It’s very difficult to convey to others how driving is in other countries. It’s completely dependant on what each person is used to, where they’ve driven, and how they’ve been taught. That being said, I felt like I’d give it a go.
I love driving. In my 20s, I’d go for a drive every chance I’d get, and would usually drive for 4 hours or more just for fun. I remember after buying my second car, I averaged roughly 1,000km a week over a 6 month period (15 of those Kms were for work). Yet since moving to Asia in 2010, I’ve done nearly no driving at all. The only exceptions were 2 months in Europe, and our last year in Korea when we bought a car.
So, Greece. It’s actually very similar to Korea in that the road rules are more rough guidelines than rules as such. I learnt several things, including:

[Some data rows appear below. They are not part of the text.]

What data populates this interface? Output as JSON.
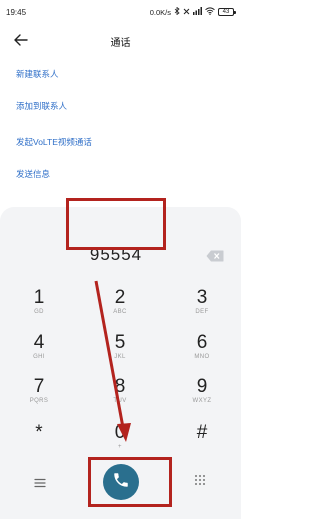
{
  "status_bar": {
    "time": "19:45",
    "network_speed": "0.0K/s",
    "battery": "43"
  },
  "header": {
    "title": "通话",
    "back_icon": "back-arrow-icon"
  },
  "actions": [
    {
      "label": "新建联系人"
    },
    {
      "label": "添加到联系人"
    },
    {
      "label": "发起VoLTE视频通话"
    },
    {
      "label": "发送信息"
    }
  ],
  "dialer": {
    "number": "95554",
    "keys": [
      {
        "digit": "1",
        "letters": "GD"
      },
      {
        "digit": "2",
        "letters": "ABC"
      },
      {
        "digit": "3",
        "letters": "DEF"
      },
      {
        "digit": "4",
        "letters": "GHI"
      },
      {
        "digit": "5",
        "letters": "JKL"
      },
      {
        "digit": "6",
        "letters": "MNO"
      },
      {
        "digit": "7",
        "letters": "PQRS"
      },
      {
        "digit": "8",
        "letters": "TUV"
      },
      {
        "digit": "9",
        "letters": "WXYZ"
      },
      {
        "digit": "*",
        "letters": ""
      },
      {
        "digit": "0",
        "letters": "+"
      },
      {
        "digit": "#",
        "letters": ""
      }
    ]
  },
  "colors": {
    "link": "#2f6fc8",
    "highlight": "#b3231e",
    "call": "#2a6f8e",
    "pad_bg": "#f3f4f6"
  }
}
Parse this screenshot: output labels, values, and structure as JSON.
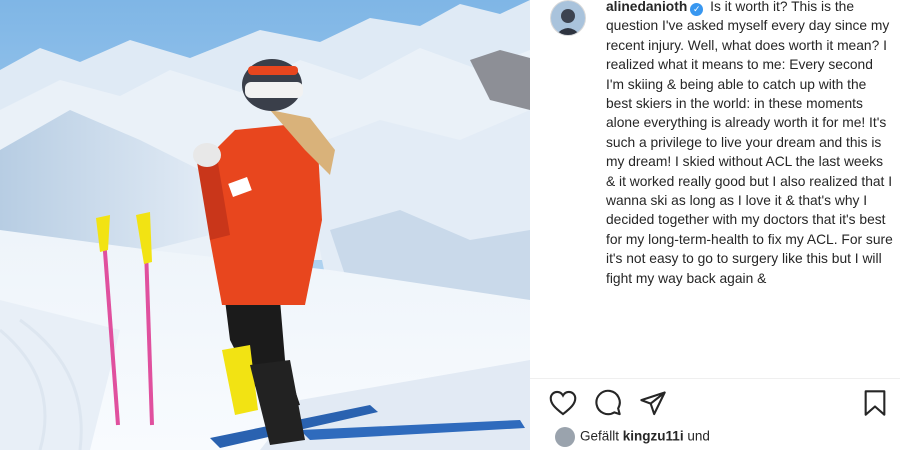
{
  "post": {
    "username": "alinedanioth",
    "verified_mark": "✓",
    "caption": "Is it worth it? This is the question I've asked myself every day since my recent injury. Well, what does worth it mean? I realized what it means to me: Every second I'm skiing & being able to catch up with the best skiers in the world: in these moments alone everything is already worth it for me! It's such a privilege to live your dream and this is my dream! I skied without ACL the last weeks & it worked really good but I also realized that I wanna ski as long as I love it & that's why I decided together with my doctors that it's best for my long-term-health to fix my ACL. For sure it's not easy to go to surgery like this but I will fight my way back again &"
  },
  "likes": {
    "prefix": "Gefällt",
    "user": "kingzu11i",
    "suffix": "und"
  },
  "icons": {
    "like": "heart-icon",
    "comment": "comment-icon",
    "share": "paper-plane-icon",
    "save": "bookmark-icon"
  },
  "colors": {
    "text": "#262626",
    "verified": "#3897f0",
    "jacket": "#e8461e",
    "pole": "#f2e313"
  }
}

- Lane markings don’t mean much. If 2 cars will fit, then 3 cars will go in it.
- The hard shoulder is a lane. Empty space = a space to undertake!
- The speed limit is for wimps. If you go less than 20kph over the speed limit, you will get over and undertaken.
- Red lights mean stop. Unless you don’t want to stop. Then they mean go faster.
- If you’re overtaking someone, and are in the oncoming lane with someone coming towards you, don’t worry. They’ll probably just get out of the way. No need to go back into your own lane.
Well, those appear to be the guidelines for the locals anyway. Suffice it to say that I didn’t follow those ‘rules’! But handy to be aware of them. The first time I was driving at 85kph on an 80kph road, and had 1 driver overtake me at the same time another driver undertook me while a truck was coming towards us was a bit of a brown pants moment. But just follow the golden rule of driving in Korea, and it’ll be fine: assume everyone wants to overtake you, and everyone wants to crash. Avoid as necessary. Perfect!